I’ve written about the study for The Scientist. Head over there for the full story.
Photo by Alan Wilson
Some folks just can’t help being loud in bed, but noisy liaisons can lead to a swift death… at least for a housefly. In a German cowshed, Natterer’s bats eavesdrop on mating flies, homing in on their distinctive sexual buzzes.
Based on some old papers, Stefan Greif form the Max Planck Institute for Ornithology knew that Natterer’s bats shelter in cowsheds and sometimes feed on the flies within. What he didn’t know was how the bats catch insects that they shouldn’t be able to find. They hunt with sonar, releasing high-pitched squeaks and visualising the world in the returning echoes. Normally, the echoes rebounding from the flies would be masked by those bouncing off the rough, textured surface of the shed’s ceiling. The flies should be invisible.
And they mostly are. Greif filmed thousands of flies walking on the shed’s ceiling, and not a single one of them was ever targeted by a bat.
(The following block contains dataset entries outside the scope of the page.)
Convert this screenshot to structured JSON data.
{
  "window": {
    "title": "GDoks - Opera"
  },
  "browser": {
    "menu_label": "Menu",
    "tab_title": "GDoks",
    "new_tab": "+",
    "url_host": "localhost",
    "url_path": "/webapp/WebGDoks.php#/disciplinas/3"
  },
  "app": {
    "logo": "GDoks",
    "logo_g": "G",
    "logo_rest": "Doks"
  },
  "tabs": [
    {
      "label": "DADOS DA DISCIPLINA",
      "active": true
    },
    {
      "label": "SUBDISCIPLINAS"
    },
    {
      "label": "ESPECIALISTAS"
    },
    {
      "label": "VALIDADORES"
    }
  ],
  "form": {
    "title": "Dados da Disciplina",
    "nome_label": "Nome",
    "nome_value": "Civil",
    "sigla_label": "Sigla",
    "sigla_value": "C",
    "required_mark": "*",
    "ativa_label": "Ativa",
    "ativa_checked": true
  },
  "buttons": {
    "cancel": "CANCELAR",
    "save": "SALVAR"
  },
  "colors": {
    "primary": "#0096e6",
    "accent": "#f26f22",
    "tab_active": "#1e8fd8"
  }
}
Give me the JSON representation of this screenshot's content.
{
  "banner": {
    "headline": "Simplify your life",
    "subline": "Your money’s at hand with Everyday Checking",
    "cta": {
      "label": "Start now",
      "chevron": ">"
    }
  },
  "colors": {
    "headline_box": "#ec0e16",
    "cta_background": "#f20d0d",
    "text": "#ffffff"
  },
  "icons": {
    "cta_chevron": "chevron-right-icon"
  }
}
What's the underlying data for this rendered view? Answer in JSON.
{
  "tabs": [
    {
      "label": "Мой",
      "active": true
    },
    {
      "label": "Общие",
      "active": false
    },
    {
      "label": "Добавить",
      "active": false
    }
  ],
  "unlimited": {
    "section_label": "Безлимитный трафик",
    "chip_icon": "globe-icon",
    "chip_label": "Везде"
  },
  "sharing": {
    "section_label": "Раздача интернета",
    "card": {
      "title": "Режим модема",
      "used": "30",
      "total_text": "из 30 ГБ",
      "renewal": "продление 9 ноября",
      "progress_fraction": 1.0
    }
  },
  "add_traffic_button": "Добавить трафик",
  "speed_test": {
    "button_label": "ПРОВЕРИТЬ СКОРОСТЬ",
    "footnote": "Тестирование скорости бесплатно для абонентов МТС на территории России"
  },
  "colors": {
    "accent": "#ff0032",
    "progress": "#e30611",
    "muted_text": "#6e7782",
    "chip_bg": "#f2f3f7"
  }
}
That changed as soon as they started having sex. Greif found that a quarter of mating flies are attacked by bats. Just over half of the attacks were successful and in almost all of these, the bat swallowed both partners.
An old friend of mine found and forwarded an email that I had written on 22nd August, 2006. I sent it to a group of close university mates, telling them about this new science blog that I had created.
It makes me almost embarrassingly sentimental to read this, but hopefully it might help those of you who are in the same situation. Here is me, six years ago, working at a cancer charity, miles away from being a professional science writer, looking for opportunities, and taking a step. Also, note that 6 years ago, I knew even less than the little I know now, so if anything in this seems even remotely prescient, it’s probably best to interpret it as naivety that looks good in hindsight.
The bit where I say “Hopefully, I’ll be able to write a new one every week” cracks me up.
Subject: Shameless self-publicity
Over the last three years, I’ve written three non-work science articles and all three have won runner-up prizes in the Daily Telegraph’s Young Science Writer competition. Which is cool, because it makes me think that I might be able to do this full-time.
So, following kind encouragement from Alice and various friends, I’ve decided to put more effort into this science writing malarkey, stop waiting for others to publish my stuff, and do it myself. To this end, I’ve set up my own blog – go mighty Interweb, go!
The plan is to fill it with feature-length science-related articles on whatever takes my fancy. It’s been live for a week and has three articles thus far, and hopefully, I’ll be able to write a new one every week. It’s an outlet for me to flex a couple of interests – science and writing – and get some good practice in combining the two. It’s also a chance for me to write without worrying about the usual constraints of accessibility, journalistic styles, finding stories that haven’t been covered yet etc. It’s just me, writing for the sake of it, about stuff wot I find fascinating, in the discursive narrative style that I feel most comfortable with.
So come on in, have a read, leave some comments if you wish. If you like it, come back often, or better yet, tell a friend. At best, you might find out something interesting. At worst, you’ll be terribly bored and curse me for wasting your time, but you’ll ramp up my hits and maybe WordPress will send me a muffin. Or some such.